The essay states, “violence is the key to the rule of power” (708) and shows how mostly men and white characters use violence to capture their dominance. The research in the essay shows that heavy television viewing results in a fear of violence along with a misjudgment of the amount of violence around us. The essay concludes by saying that violence has become the easiest way for television creators to create drama due to censorship laws.
Although this essay has nothing to do with Bonnie and Clyde, the study on the consequences of violence through 1960s television is important in understanding the films plentiful use of violence. There was no doubt that violence was prominent in the 1960s with images of the Vietnam War and civil rights movements dominating the screens of the American people. Bonnie and Clyde took advantage of the American obsession with visual violence, but did so in a way that justified and glamorized violence. Although the effects that the essay claims appear from watching excessive television, Bonnie and Clyde appealed to an audience that was already overwhelmed with violence, and was eager to welcome the camp portrayal of murder and death. And the essay’s assertion that power arises from violence, Bonnie and Clyde is the supreme example because of the overwhelming pop culture influence that the original pair and film had on the cinema as a whole as well as the public’s expectations of violence and censorship.
Benton, Robert, and David Newman. "The New Sentimentality." Esquire Jul 1964: 25-31
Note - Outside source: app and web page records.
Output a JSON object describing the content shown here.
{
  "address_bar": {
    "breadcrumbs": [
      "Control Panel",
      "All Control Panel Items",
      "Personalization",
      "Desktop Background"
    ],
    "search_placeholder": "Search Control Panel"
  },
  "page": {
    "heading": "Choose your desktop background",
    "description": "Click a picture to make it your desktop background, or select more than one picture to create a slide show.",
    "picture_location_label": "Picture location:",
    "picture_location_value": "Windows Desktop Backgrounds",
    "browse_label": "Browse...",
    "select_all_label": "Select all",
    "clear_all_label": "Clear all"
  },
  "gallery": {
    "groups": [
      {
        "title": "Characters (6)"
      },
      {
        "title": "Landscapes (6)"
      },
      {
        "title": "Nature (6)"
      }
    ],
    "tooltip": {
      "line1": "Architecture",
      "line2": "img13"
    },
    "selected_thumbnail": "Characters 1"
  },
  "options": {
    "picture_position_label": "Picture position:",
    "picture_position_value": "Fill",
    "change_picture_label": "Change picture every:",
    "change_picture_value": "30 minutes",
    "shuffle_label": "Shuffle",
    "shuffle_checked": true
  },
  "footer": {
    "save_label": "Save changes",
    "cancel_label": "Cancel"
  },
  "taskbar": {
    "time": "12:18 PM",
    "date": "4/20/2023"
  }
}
Robert Brenton and David Newman’s article entitled The New Sentimentality was published in July 1964 as the cover story. The article defined the old sentimentality as comprised of, “‘values” that everyone could see, bywords that meant the same to all: Patriotism, Love, Religion, Mom, The Girl” (25). The new mentality represented a shift in these values, a shift that everyone was taking part in, but no one noticed. The new sentimentality is comprised of values that, “differ slightly from man to man, because one of the definitions of New Sentimentality is that it has to do with you, not what you were told or taught, but what goes on in your head, really, and in your heart, really” (25). Instead of groveling at the foot of a higher authority telling you what to respect, what to believe or what to buy, people were starting to strive for unique self-representation, in any and all forms. Later in the article, its authors break down numerous categories into both new and old sentimentality, including politics, sports, love, sex and so on. One section they break down is “life patterns” with “common sense, loyalty, and selling out” categorized as old and “wounding and being wounded, vulnerability, change and inherent flaws” as the new. The article tries to convey the culture shift occurring in the 60s and how it can be represented through pop culture, politics and just about everything else.
The article by Benton and Newman in 1964 was written as they were beginning to flush out their treatment of Bonnie and Clyde. The two authors wanted to write a script that embodied everything they had written about in this article, and the story of Bonnie Parker and Clyde Barrow turned out to be just what they were looking for. The pair separated themselves from society and its norms well before the counterculture of the 60s and took America on a daring and troublesome ride. Benton and Newman wrote everything aspect of their New Sentimentality into their script. The two were looking for something to define their theory in the New Sentimentality and success of their film that exemplified that very theory proved the authenticity behind their claims.